Thursday, October 3, 2019
Tom Tracy - Florida Catholic
FORT LAUDERDALE | Speaking at the annual dinner reception of the Broward County-based St. Thomas More Society Sept. 26, a Miami native and member of the Florida Supreme Count explored what it means to be a “Catholic lawyer.”
“My Catholic education instilled in me an abiding faith in God that has grounded me and sustained me through the highs and lows of life,” said Justice Barbara Lagoa, who was recently nominated by President Donald Trump to the U.S. Court of Appeals for the 11th Circuit. She currently serves on the Florida Supreme Court.
Justice Lagoa grew up in Hialeah, where she attended Immaculate Conception School and then Msgr. Edward Pace High School in Miami Gardens. She earned her Bachelor of Arts degree in English in 1989 from Florida International University.
Mentioning that Miami’s second archbishop, Edward McCarthy, holds a special place in her heart, Justice Lagoa held up a picture of him presenting her with a high school diploma.
Justice Lagoa then asked her audience: Can one be a strong advocate for one’s client and still be a Catholic?
“It is more than going to Mass every Sunday, and to me at least, it means having a personal relationship with God that in turn informs how we treat others,” she said.
She noted that the Oath of Admission to the Florida Bar was amended in 2011. It now requires that lawyers swear fairness, integrity and civility not only in court but in all pertinent written and oral communications.
“I suggest that in order to be a good Catholic advocate, one should start with St. Thomas More,” the justice said of the English-born lawyer and of the Red Mass tradition.
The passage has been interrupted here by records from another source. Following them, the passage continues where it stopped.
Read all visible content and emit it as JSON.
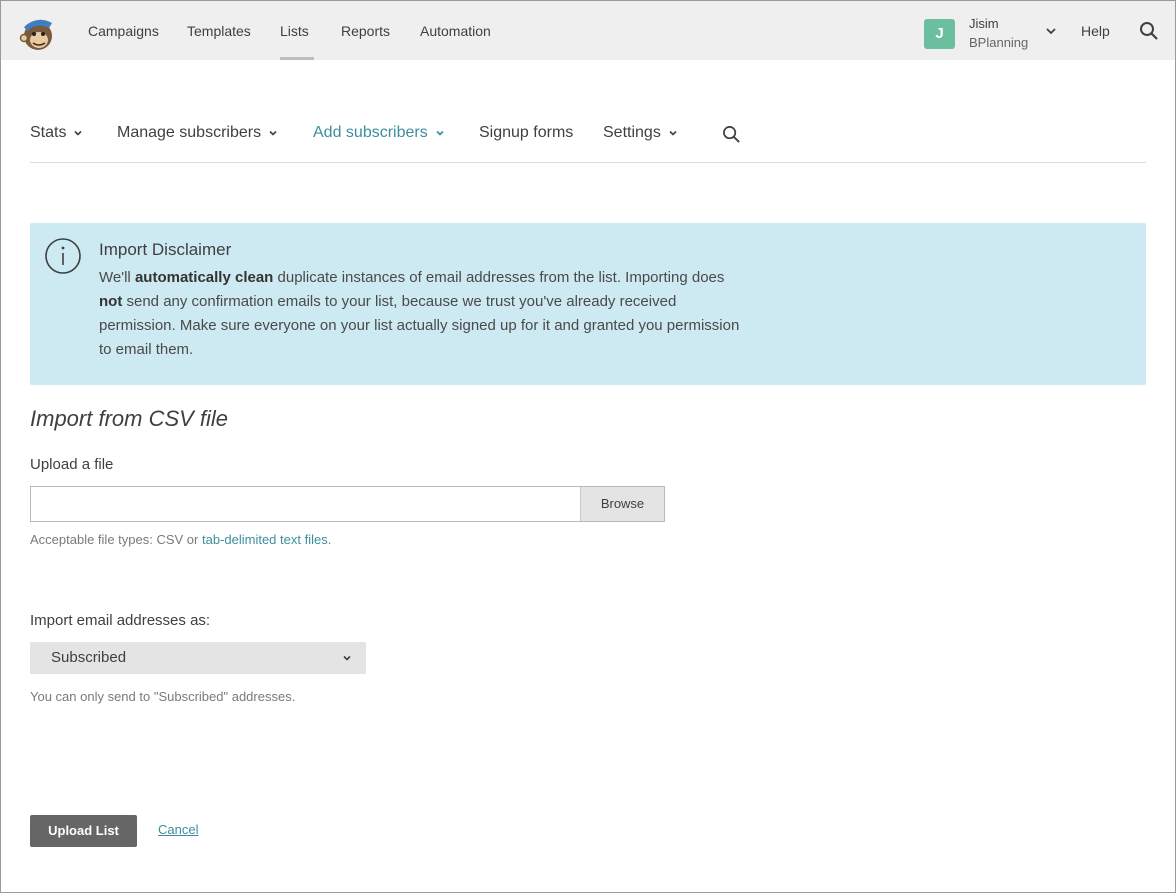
{
  "topnav": {
    "items": [
      {
        "label": "Campaigns"
      },
      {
        "label": "Templates"
      },
      {
        "label": "Lists"
      },
      {
        "label": "Reports"
      },
      {
        "label": "Automation"
      }
    ],
    "active_index": 2,
    "account": {
      "initial": "J",
      "name": "Jisim",
      "org": "BPlanning"
    },
    "help_label": "Help",
    "icons": {
      "logo": "mailchimp-logo",
      "account_menu": "chevron-down-icon",
      "search": "search-icon"
    }
  },
  "subnav": {
    "items": [
      {
        "label": "Stats",
        "has_menu": true
      },
      {
        "label": "Manage subscribers",
        "has_menu": true
      },
      {
        "label": "Add subscribers",
        "has_menu": true,
        "active": true
      },
      {
        "label": "Signup forms",
        "has_menu": false
      },
      {
        "label": "Settings",
        "has_menu": true
      }
    ]
  },
  "disclaimer": {
    "icon": "info-icon",
    "title": "Import Disclaimer",
    "body": {
      "p1": "We'll ",
      "b1": "automatically clean",
      "p2": " duplicate instances of email addresses from the list. Importing does ",
      "b2": "not",
      "p3": " send any confirmation emails to your list, because we trust you've already received permission. Make sure everyone on your list actually signed up for it and granted you permission to email them."
    }
  },
  "form": {
    "section_title": "Import from CSV file",
    "upload_label": "Upload a file",
    "file_value": "",
    "browse_label": "Browse",
    "hint_prefix": "Acceptable file types: CSV or ",
    "hint_link": "tab-delimited text files",
    "hint_suffix": ".",
    "import_as_label": "Import email addresses as:",
    "import_as_value": "Subscribed",
    "import_as_hint": "You can only send to \"Subscribed\" addresses.",
    "upload_button": "Upload List",
    "cancel_link": "Cancel"
  },
  "colors": {
    "accent": "#3e8e9f",
    "avatar": "#6bbf9e",
    "disclaimer_bg": "#cde9f1",
    "primary_button": "#666666",
    "topbar_bg": "#efefef"
  }
}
Red Masses are held every year for legal professionals around the world.
Founded in 1989, the St. Thomas More Society of South Florida is a Catholic association of South Florida’s legal community — including lawyers, judges, public officials and other law professionals — dedicated to the advancement of the principles of St. Thomas More.
“Thomas More was a man deeply involved at the highest levels of a political and judicial structure of his time — a man accustomed to the rough and tumble of politics,” Justice Lagoa said.
“He was Henry VIII’s Lord Chancellor — perhaps the most appointed position in England at that time. Not only a skilled lawyer-politician, More embodied the virtues of his day: He was a Renaissance humanist and an author who wrote ‘Utopia,’ which many believe was patterned on the monastic communities common across England at the time.”
Justice Lagoa added that More was a father who made sure his daughters received the same classical education as his sons. “And in fact his daughter Margaret Roper was considered the most learned woman in 16th century in England. And it was Margaret who smuggled letters and other items to More when he was imprisoned in the Tower of London.”
The life of Thomas More teaches Catholic legal professionals that they should not compartmentalize professional lives from spiritual lives to justify a lapse in faith or moral conviction, Justice Lagoa said.
One thing is how lawyers interact with clients but does the type of advice a lawyer gives a client recognize the client’s integrity and help them make informed decisions about their own goals? “Or has the lawyer overshadowed his or her clients’ autonomy and taken over the decision-making role?” Justice Lagoa asked, mentioning a litany of other troubling and contentious areas of legal life in the modern world.
“Perhaps it starts with reminding ourselves, even when it is hardest, of the dignity of each human being — even the most difficult opposing counsel — and it also starts with reminding ourselves that none of us are perfect and that we ourselves can contribute to or exacerbate a difficult situation,” Justice Lagoa said.
Sometimes it is better to seek the virtues of patience and understanding and simply not engage, or to ask for the guidance of the Holy Spirit, and the gifts of wisdom, counsel and fortitude, she added.
Introducing Justice Lagoa was Judge Jack Tuter, Chief Judge for the 17th Judicial Circuit of Florida.
In September, both Florida Justices Lagoa and Robert Luck were nominated by President Trump to serve on the 11th Circuit Court of Appeals. “We wish both justices success in the nominating process they are about to go through,” Tuter said.
Past speakers at the St. Thomas More Society event in Broward County have included four university presidents, a past Florida governor, a U.S. Senator, a cardinal, three federal appellate judges and U.S. Supreme Court justices Clarence Thomas and the late Antonin Scalia.
The Society gave its 2019 annual Archbishop Edward A. McCarthy Award to Judge Edward Merrigan of the 17th Judicial Circuit of Florida. He is also a Brigadier General in the U.S. Army Reserve who attended the event along with his wife, who is also an attorney, Tamara Rimes-Merrigan.